Police apprehended Corey McDonald, 27, a father and co-owner of a clothing business, along with Modou Nyang, 27, on June 19 last year in Treforest, after which a search revealed their involvement in cocaine and cannabis distribution.

Incriminating evidence was found on the three mobile phones discovered in their possession—two belonging to McDonald and one to Nyang.

During a sentencing hearing at Cardiff Crown Court on Monday, it was revealed that three grip seal bags containing white powder and £300 in cash were also uncovered.

McDonald asserted ownership of the bags and stated that the drugs were intended for his personal consumption. Subsequent examination of the bags confirmed the presence of small quantities of both cocaine and ketamine.

According to prosecutor Susan Ferrier, when the police conducted a search at McDonald’s residence, they discovered four additional mobile phones, although no incriminating evidence was found on them. However, examinations of the phones seized from the car unveiled compelling proof of the involvement of both defendants in the distribution of cocaine and cannabis. These phones contained numerous group messages discussing drug availability and pricing with customers, as well as messages linking McDonald and Nyang to one another. Additionally, videos depicting the weighing of white powder were found.

McDonald, residing on Oak Street in Rhydyfelin, Pontypridd, and Nyang, residing on Berw Road in Pontypridd, both pleaded guilty to being involved in the supply of class A and class B drugs. The court was informed that McDonald had prior convictions, including assault, theft, and a caution for cannabis production.
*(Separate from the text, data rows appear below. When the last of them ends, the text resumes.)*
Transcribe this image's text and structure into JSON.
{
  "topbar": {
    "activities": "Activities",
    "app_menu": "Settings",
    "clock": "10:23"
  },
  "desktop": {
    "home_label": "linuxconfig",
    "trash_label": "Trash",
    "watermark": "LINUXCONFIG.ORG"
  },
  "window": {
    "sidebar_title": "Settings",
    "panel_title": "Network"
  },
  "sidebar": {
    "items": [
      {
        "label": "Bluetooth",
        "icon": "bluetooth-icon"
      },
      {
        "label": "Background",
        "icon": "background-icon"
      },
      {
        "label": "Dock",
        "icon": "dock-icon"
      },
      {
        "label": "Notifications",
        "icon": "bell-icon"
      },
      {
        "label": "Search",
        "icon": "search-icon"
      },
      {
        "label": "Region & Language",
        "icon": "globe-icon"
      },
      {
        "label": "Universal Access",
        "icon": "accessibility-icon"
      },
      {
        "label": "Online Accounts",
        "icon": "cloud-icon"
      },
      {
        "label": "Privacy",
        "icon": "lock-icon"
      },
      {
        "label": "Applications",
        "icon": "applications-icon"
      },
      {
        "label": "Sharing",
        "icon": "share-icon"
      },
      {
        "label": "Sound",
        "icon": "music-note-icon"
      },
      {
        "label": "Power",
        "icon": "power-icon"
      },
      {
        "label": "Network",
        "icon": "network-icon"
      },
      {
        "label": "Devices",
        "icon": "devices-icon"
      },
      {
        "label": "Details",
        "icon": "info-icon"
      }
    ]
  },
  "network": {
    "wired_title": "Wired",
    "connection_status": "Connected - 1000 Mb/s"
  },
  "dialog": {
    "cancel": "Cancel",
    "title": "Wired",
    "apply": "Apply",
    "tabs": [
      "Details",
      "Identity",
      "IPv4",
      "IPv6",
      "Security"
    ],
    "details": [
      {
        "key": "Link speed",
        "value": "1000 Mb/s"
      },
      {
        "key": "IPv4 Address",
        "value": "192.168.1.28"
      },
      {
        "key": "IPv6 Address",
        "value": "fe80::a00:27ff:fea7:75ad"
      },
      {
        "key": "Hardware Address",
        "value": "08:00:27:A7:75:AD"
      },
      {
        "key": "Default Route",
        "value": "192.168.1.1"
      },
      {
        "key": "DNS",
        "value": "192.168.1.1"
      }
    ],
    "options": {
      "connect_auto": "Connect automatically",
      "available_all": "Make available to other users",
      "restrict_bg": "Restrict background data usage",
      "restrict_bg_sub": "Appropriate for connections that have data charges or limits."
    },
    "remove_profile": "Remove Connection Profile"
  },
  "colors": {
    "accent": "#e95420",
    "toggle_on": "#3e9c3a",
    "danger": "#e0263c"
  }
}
Nyang, on the other hand, had previous convictions for possession of class A and class B drugs, as well as cannabis production.

In mitigation for McDonald, Giles Hayes explained that his client had a challenging upbringing and had found some stability with his partner, who is expecting their second child. However, when faced with adversity, he turned to alcohol and cocaine. He began dealing in drugs to settle a drug debt.

Martha Smith-Higgins, representing Nyang, argued that her client held no significant role in the drug supply chain, had limited awareness of the operation’s scale, and had little evidence of financial gain. He pleaded guilty to the charges on the basis that he was acting under the direction of others who had used his phone to distribute drugs. The barrister also pointed out that Nyang operated a clothing business with his uncle, which would face financial hardship if he were incarcerated.

Judge Lucy Crowther handed down a three-year prison sentence to McDonald and a 25-month prison sentence to Nyang.